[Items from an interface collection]
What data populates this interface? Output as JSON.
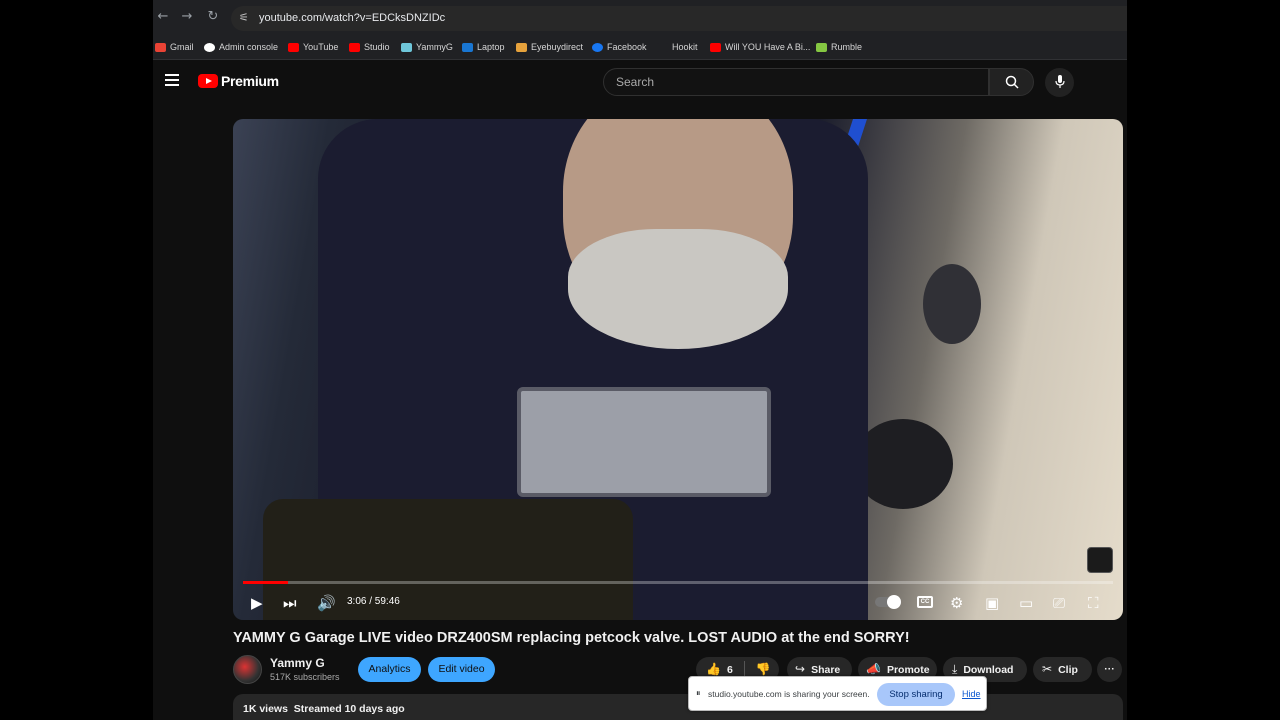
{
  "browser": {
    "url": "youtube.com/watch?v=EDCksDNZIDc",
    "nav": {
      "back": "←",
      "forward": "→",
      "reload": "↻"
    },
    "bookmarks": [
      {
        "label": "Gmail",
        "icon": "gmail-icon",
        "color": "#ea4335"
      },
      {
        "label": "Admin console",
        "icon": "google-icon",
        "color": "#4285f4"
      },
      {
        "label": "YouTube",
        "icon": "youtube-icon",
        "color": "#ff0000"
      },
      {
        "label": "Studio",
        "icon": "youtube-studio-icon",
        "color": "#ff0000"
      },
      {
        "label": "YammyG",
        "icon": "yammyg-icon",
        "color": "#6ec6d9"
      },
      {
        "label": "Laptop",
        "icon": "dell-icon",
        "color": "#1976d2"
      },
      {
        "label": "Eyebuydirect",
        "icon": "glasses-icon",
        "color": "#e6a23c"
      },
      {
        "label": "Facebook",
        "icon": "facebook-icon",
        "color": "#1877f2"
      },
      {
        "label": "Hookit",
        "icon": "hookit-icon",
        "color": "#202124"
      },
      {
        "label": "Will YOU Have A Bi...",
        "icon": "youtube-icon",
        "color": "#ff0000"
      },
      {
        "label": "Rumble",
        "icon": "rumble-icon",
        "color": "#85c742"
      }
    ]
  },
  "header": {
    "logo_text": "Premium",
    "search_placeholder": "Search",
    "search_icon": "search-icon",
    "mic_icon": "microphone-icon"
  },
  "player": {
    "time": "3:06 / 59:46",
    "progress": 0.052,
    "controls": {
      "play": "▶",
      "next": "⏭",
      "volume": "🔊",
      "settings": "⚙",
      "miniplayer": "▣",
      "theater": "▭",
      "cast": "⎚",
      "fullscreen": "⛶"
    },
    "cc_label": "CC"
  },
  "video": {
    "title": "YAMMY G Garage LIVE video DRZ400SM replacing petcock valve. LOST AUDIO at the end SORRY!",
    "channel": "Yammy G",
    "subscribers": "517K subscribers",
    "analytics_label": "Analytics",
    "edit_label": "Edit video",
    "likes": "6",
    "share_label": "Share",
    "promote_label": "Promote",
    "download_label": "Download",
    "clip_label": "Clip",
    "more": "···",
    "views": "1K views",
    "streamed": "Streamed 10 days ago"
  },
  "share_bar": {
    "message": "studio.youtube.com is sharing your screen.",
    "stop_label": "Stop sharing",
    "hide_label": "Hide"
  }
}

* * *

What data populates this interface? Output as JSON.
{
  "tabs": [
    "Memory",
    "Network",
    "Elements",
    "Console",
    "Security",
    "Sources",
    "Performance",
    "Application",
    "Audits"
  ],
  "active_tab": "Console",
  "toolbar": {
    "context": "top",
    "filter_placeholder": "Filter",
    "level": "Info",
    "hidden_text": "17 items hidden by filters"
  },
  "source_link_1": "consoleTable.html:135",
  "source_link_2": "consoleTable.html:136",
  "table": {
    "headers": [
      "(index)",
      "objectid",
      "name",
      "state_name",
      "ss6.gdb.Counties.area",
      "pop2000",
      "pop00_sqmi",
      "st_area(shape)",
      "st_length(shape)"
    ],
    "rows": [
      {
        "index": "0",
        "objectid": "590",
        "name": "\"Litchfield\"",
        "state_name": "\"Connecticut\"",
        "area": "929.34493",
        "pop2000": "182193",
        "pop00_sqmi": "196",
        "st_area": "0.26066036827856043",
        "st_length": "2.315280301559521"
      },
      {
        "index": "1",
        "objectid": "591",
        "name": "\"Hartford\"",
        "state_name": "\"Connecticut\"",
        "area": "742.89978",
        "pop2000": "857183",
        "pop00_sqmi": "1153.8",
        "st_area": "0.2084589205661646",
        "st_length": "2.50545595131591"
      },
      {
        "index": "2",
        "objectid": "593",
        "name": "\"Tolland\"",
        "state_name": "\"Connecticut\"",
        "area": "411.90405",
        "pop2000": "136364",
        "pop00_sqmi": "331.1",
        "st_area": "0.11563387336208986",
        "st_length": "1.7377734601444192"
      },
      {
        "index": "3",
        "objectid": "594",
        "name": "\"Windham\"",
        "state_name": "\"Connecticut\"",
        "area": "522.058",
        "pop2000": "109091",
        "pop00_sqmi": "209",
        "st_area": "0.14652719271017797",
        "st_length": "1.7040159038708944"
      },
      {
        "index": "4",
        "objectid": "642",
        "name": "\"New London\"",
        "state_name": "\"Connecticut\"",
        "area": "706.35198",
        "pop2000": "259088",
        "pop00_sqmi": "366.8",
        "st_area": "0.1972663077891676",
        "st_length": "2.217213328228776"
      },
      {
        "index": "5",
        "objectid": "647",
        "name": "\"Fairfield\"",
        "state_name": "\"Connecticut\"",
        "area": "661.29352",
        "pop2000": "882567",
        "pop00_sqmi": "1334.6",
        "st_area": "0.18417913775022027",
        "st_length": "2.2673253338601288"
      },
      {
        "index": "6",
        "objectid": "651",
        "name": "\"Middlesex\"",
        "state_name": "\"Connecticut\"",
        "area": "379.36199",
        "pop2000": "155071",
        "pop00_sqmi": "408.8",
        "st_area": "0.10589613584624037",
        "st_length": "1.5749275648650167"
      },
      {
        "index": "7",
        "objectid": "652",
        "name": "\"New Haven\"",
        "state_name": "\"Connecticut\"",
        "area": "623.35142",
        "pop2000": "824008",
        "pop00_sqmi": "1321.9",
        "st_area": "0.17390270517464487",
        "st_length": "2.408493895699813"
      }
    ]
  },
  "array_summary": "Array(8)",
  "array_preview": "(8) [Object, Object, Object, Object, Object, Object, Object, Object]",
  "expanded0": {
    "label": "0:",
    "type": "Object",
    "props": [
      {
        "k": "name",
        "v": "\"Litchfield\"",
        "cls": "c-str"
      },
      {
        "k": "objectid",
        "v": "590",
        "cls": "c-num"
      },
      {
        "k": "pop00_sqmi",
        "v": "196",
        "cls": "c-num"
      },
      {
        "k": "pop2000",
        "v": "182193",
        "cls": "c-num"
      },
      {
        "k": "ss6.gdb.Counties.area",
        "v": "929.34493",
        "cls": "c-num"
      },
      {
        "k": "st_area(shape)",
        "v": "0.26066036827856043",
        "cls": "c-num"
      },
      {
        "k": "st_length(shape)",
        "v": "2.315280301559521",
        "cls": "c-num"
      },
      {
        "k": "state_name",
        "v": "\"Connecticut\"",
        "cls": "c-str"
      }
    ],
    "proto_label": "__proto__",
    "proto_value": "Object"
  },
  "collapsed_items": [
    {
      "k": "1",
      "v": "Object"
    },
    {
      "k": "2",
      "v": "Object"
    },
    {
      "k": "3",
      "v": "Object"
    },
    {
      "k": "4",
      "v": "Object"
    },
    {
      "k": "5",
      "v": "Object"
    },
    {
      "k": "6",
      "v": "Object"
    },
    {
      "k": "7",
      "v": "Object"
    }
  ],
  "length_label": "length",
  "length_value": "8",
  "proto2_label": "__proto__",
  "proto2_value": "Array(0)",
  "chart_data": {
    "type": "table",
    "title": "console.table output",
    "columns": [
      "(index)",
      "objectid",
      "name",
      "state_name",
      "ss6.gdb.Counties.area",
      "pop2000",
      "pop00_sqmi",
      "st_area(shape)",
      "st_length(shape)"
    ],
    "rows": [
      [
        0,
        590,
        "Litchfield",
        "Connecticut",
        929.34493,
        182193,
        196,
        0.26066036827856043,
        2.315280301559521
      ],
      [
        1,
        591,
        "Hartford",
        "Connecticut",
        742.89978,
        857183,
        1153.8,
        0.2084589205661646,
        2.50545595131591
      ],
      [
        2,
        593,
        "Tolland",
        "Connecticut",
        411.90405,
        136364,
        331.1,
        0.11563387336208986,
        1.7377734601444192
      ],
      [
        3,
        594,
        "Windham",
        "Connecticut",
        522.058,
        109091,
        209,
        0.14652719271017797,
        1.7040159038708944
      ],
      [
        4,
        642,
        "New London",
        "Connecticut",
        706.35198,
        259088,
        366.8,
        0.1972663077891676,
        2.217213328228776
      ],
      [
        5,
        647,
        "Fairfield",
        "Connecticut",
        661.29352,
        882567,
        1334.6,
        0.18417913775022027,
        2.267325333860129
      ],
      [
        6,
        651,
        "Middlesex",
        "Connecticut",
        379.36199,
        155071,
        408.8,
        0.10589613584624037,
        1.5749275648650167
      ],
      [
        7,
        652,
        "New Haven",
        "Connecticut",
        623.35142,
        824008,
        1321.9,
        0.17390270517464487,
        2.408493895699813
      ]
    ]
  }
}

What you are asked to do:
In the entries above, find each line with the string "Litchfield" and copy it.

Result:
        "name": "\"Litchfield\"",
        "v": "\"Litchfield\"",
        "Litchfield",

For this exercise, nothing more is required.